Thousands of children who live in Mexico cross the border each day to attend U.S. schools, reports the Houston Chronicle. Their parents think U.S. schools are superior.
In El Paso, the Mexico-to-United-States trek to school is so commonplace that border officials opened a special lane just for students at one of the crossings this month. More than 1,200 passed through that lane from Mexico on a recent morning.
. . . there has been some grumbling about spending U.S. tax dollars to educate students living in Mexico, especially this spring as the city’s biggest school district prepares for a bond election. The El Paso Independent School District, which expects to take in 10,000 new students in the next five to eight years, will ask voters next month for permission to borrow $230 million for new schools.
Some border-crossing students are U.S.-born citizens, but schools can’t exclude students who are in the U.S. illegally, the Supreme Court ruled in 1982. Students must produce proof of residency in the district, such as a utility bill or a lease. Often they have a family member on the U.S. side with whom they claim to live.

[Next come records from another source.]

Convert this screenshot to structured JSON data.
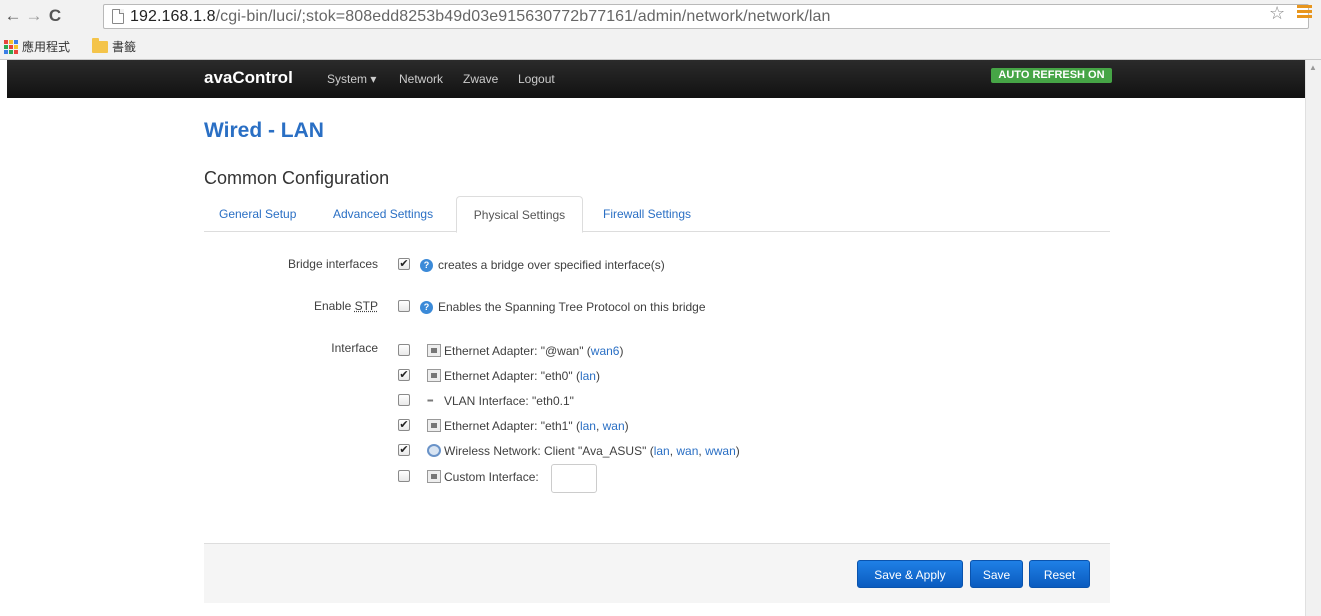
{
  "browser": {
    "url_host": "192.168.1.8",
    "url_path": "/cgi-bin/luci/;stok=808edd8253b49d03e915630772b77161/admin/network/network/lan",
    "bookmarks": [
      {
        "label": "應用程式",
        "icon": "apps-icon"
      },
      {
        "label": "書籤",
        "icon": "folder-icon"
      }
    ],
    "apps_icon_colors": [
      "#e8453c",
      "#f4c22b",
      "#3a7ee6",
      "#2fa84f",
      "#e8453c",
      "#f4c22b",
      "#3a7ee6",
      "#2fa84f",
      "#e8453c"
    ],
    "menu_color": "#e8961e"
  },
  "navbar": {
    "brand": "avaControl",
    "links": [
      "System",
      "Network",
      "Zwave",
      "Logout"
    ],
    "system_caret": "▾",
    "auto_refresh": "AUTO REFRESH ON",
    "auto_refresh_color": "#46a546"
  },
  "page": {
    "title": "Wired - LAN",
    "section": "Common Configuration",
    "tabs": [
      "General Setup",
      "Advanced Settings",
      "Physical Settings",
      "Firewall Settings"
    ],
    "active_tab": "Physical Settings",
    "accent_color": "#2a6fc4"
  },
  "form": {
    "bridge": {
      "label": "Bridge interfaces",
      "checked": true,
      "desc": "creates a bridge over specified interface(s)"
    },
    "stp": {
      "label_prefix": "Enable ",
      "label_abbr": "STP",
      "checked": false,
      "desc": "Enables the Spanning Tree Protocol on this bridge"
    },
    "interface_label": "Interface",
    "interfaces": [
      {
        "checked": false,
        "icon": "ethernet-icon",
        "text": "Ethernet Adapter: \"@wan\"",
        "open": " (",
        "networks": [
          "wan6"
        ],
        "close": ")"
      },
      {
        "checked": true,
        "icon": "ethernet-icon",
        "text": "Ethernet Adapter: \"eth0\"",
        "open": " (",
        "networks": [
          "lan"
        ],
        "close": ")"
      },
      {
        "checked": false,
        "icon": "vlan-icon",
        "text": "VLAN Interface: \"eth0.1\"",
        "open": "",
        "networks": [],
        "close": ""
      },
      {
        "checked": true,
        "icon": "ethernet-icon",
        "text": "Ethernet Adapter: \"eth1\"",
        "open": " (",
        "networks": [
          "lan",
          "wan"
        ],
        "close": ")"
      },
      {
        "checked": true,
        "icon": "wifi-icon",
        "text": "Wireless Network: Client \"Ava_ASUS\"",
        "open": " (",
        "networks": [
          "lan",
          "wan",
          "wwan"
        ],
        "close": ")"
      }
    ],
    "custom": {
      "checked": false,
      "label": "Custom Interface:",
      "value": ""
    }
  },
  "footer": {
    "save_apply": "Save & Apply",
    "save": "Save",
    "reset": "Reset",
    "button_color": "#0b6ad4"
  }
}
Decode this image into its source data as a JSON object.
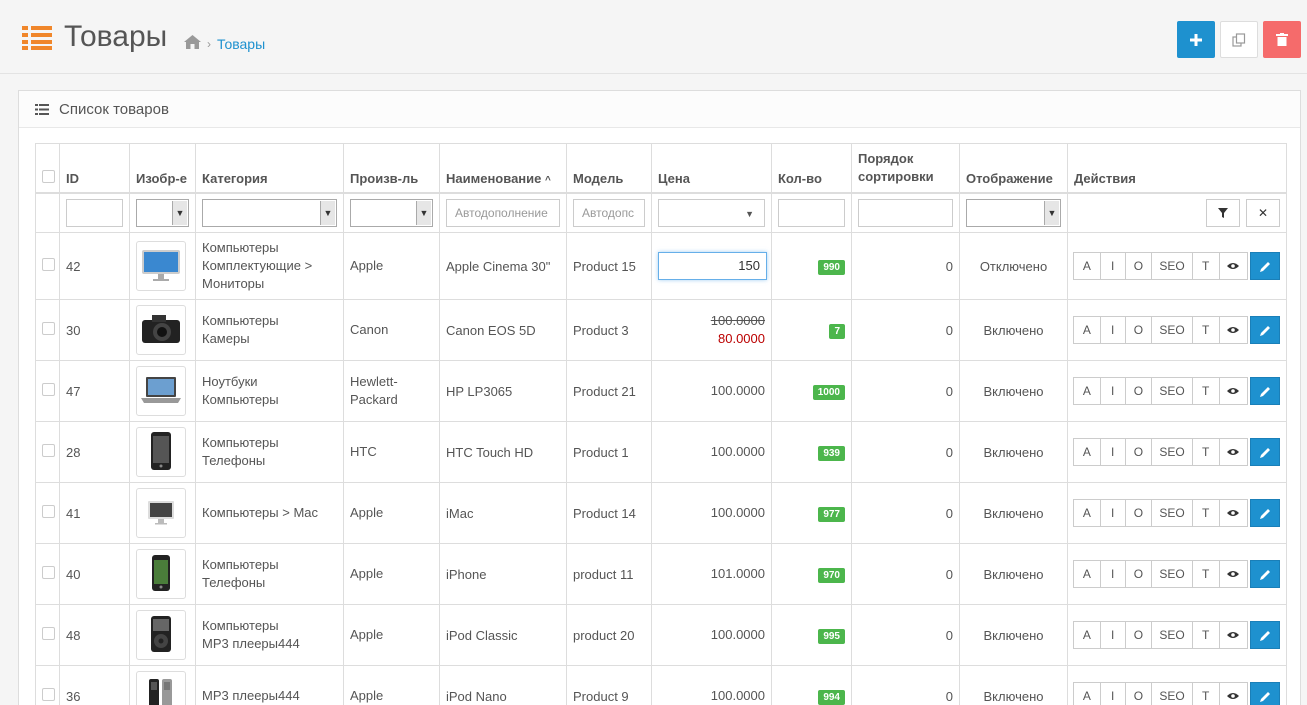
{
  "header": {
    "title": "Товары",
    "breadcrumb_current": "Товары",
    "add_icon": "plus-icon",
    "copy_icon": "copy-icon",
    "delete_icon": "trash-icon"
  },
  "panel": {
    "title": "Список товаров"
  },
  "columns": {
    "id": "ID",
    "image": "Изобр-е",
    "category": "Категория",
    "manufacturer": "Произв-ль",
    "name": "Наименование",
    "model": "Модель",
    "price": "Цена",
    "quantity": "Кол-во",
    "sort_order": "Порядок сортировки",
    "status": "Отображение",
    "actions": "Действия"
  },
  "filters": {
    "name_placeholder": "Автодополнение",
    "model_placeholder": "Автодопс"
  },
  "action_labels": {
    "a": "A",
    "i": "I",
    "o": "O",
    "seo": "SEO",
    "t": "T"
  },
  "rows": [
    {
      "id": "42",
      "image": "monitor",
      "category_lines": [
        "Компьютеры",
        "Комплектующие >",
        "Мониторы"
      ],
      "manufacturer_lines": [
        "Apple"
      ],
      "name": "Apple Cinema 30\"",
      "model": "Product 15",
      "price_edit": "150",
      "quantity": "990",
      "sort": "0",
      "status": "Отключено"
    },
    {
      "id": "30",
      "image": "camera",
      "category_lines": [
        "Компьютеры",
        "Камеры"
      ],
      "manufacturer_lines": [
        "Canon"
      ],
      "name": "Canon EOS 5D",
      "model": "Product 3",
      "price_old": "100.0000",
      "price_special": "80.0000",
      "quantity": "7",
      "sort": "0",
      "status": "Включено"
    },
    {
      "id": "47",
      "image": "laptop",
      "category_lines": [
        "Ноутбуки",
        "Компьютеры"
      ],
      "manufacturer_lines": [
        "Hewlett-",
        "Packard"
      ],
      "name": "HP LP3065",
      "model": "Product 21",
      "price": "100.0000",
      "quantity": "1000",
      "sort": "0",
      "status": "Включено"
    },
    {
      "id": "28",
      "image": "phone",
      "category_lines": [
        "Компьютеры",
        "Телефоны"
      ],
      "manufacturer_lines": [
        "HTC"
      ],
      "name": "HTC Touch HD",
      "model": "Product 1",
      "price": "100.0000",
      "quantity": "939",
      "sort": "0",
      "status": "Включено"
    },
    {
      "id": "41",
      "image": "imac",
      "category_lines": [
        "Компьютеры > Mac"
      ],
      "manufacturer_lines": [
        "Apple"
      ],
      "name": "iMac",
      "model": "Product 14",
      "price": "100.0000",
      "quantity": "977",
      "sort": "0",
      "status": "Включено"
    },
    {
      "id": "40",
      "image": "iphone",
      "category_lines": [
        "Компьютеры",
        "Телефоны"
      ],
      "manufacturer_lines": [
        "Apple"
      ],
      "name": "iPhone",
      "model": "product 11",
      "price": "101.0000",
      "quantity": "970",
      "sort": "0",
      "status": "Включено"
    },
    {
      "id": "48",
      "image": "ipod",
      "category_lines": [
        "Компьютеры",
        "MP3 плееры444"
      ],
      "manufacturer_lines": [
        "Apple"
      ],
      "name": "iPod Classic",
      "model": "product 20",
      "price": "100.0000",
      "quantity": "995",
      "sort": "0",
      "status": "Включено"
    },
    {
      "id": "36",
      "image": "ipodnano",
      "category_lines": [
        "MP3 плееры444"
      ],
      "manufacturer_lines": [
        "Apple"
      ],
      "name": "iPod Nano",
      "model": "Product 9",
      "price": "100.0000",
      "quantity": "994",
      "sort": "0",
      "status": "Включено"
    }
  ],
  "colors": {
    "accent": "#1e91cf",
    "danger": "#f56b6b",
    "success": "#4cb64c",
    "title_icon": "#f0862a"
  }
}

Some Texas border districts are trying to crack down on out-of-district students, reports the Chronicle. On the other hand, across the state line from El Paso in Columbus, New Mexico, “school officials for years have sent buses to the border checkpoint to pick up students.” That makes no sense to me.
A friend of mine grew up in a Mexican border town in the ’40s and ’50s. He walked across the border every day to go to school on the U.S. side. But his family paid out-of-district tuition.